Firstly, you've got the idealist souls. These are the people who rush enthusiastically to the end of their first draft and believe that their job is done. Of course it's perfect: they wrote it. Why wouldn't it be perfect? Distance is alien to them and perhaps they start submitting the manuscript straight away to anyone they can think of. If they're an absolute genius of Dickens or Woolf proportions then it gets them where they want to be. For the rest of us, we must start scribbling away at that second draft, often a major overhaul.

Once you close in on the end of that draft you become an optimistic soul. You've probably lost your initial enthusiasm for your project but you recognise what you have now is better. However, since you've spent all this time fiddling about with the plot and characterisation, your prose reads like cardboard. Your images are all muddled up and at some point you described your protagonist in very biblical language which may or may not indicate you believe him to be the saviour of mankind. It needs fixing.

When you enter the third draft you're more of a hopeful soul. You're praying that the novel will be done at some point but you think you might have numerous medical conditions before it is. But, still, when you reach the end of it, it looks better than it did at the beginning. Of course it does. It's not like you'd waste time, is it?

Then you enter the stage of the obsessive souls. These are the people who are happy with their plot, happy with their characterisation but can't leave the manuscript alone. The number of drafts spreads into the teens, with no real tangible differences between them. Perhaps a word has been altered or an image bettered. This novel isn't going anywhere, except through the printer so you can edit a few words again.

I realise that I'm in danger of falling into the latter category. I'm insistent that there needs to be a fifth draft of this manuscript and I swear I'll consider letting it go after that. However, I do have a legitimate reason for another edit: I've substantially changed plot points in my fourth draft and, as a consequence, I need to check all that makes sense and do some polishing.

Will I be able to let it go afterwards? I may need some of you kind readers to pry it from my hands...

6 comments:

Mockingbird said...

Tinkering is the dangerous trap to fall into... If you tinker endlessly there are two perils.

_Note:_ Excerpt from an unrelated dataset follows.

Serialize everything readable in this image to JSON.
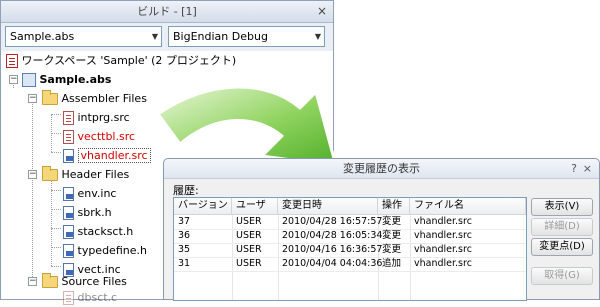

If one doesn't get you, the other most assuredly will.

The first peril is like flower arranging. (Or moving a body... but I think we will stick with the happier, prettier and less disgusting image.) The more you pull an arrangement of flowers apart to redo it, the less attractive the finished result will look. It will look more haphazard and thrown together. Thus it is with manuscripts. They look tinkered.

The second peril is the ABD... the graduate student trap of "all but dissertation". In other words, you never quite get there. You keep dismounting but never quite release... A most unsatisfactory state of affairs.

You have to learn when to let go.

CharmedLassie said...

In my head I'm moving a fragrant body around... Ahem.

One of my favourite episodes of Father Ted has Ted noticing a dent in a car he's putting up as a raffle prize. He tinkers, he gets out a little hammer, he taps away. He works for hours. Then the camera draws back and the car is an absolute wreck. I dread to think how many potentially good novels that could be applied to.

Steven Chapman said...

Is there room for a procrastinatey soul?? Someone who never gets around to finishing their manuscript and just starts another?

Steven Chapman (writer)

CharmedLassie said...

Oops, forget to include that. Possibly because that's the next stage in my own development and I don't want to think about it!

Annie said...

Even the geniuses of this world need more than one draft. If you read Virginia Woolf's journals you will find that she drafted, drafted and then drafted again.

anniekoconnor said...

What about the Sisyphean Soul....the writer who can't get through a complete draft without throwing out what they have and starting their 'second' draft...(Same, so on and so on till years later when they begin to think they're kidding themselves...)

I like these categories. It's a good reminder that at some point, you just have to stop revising and 'turn the paper in.'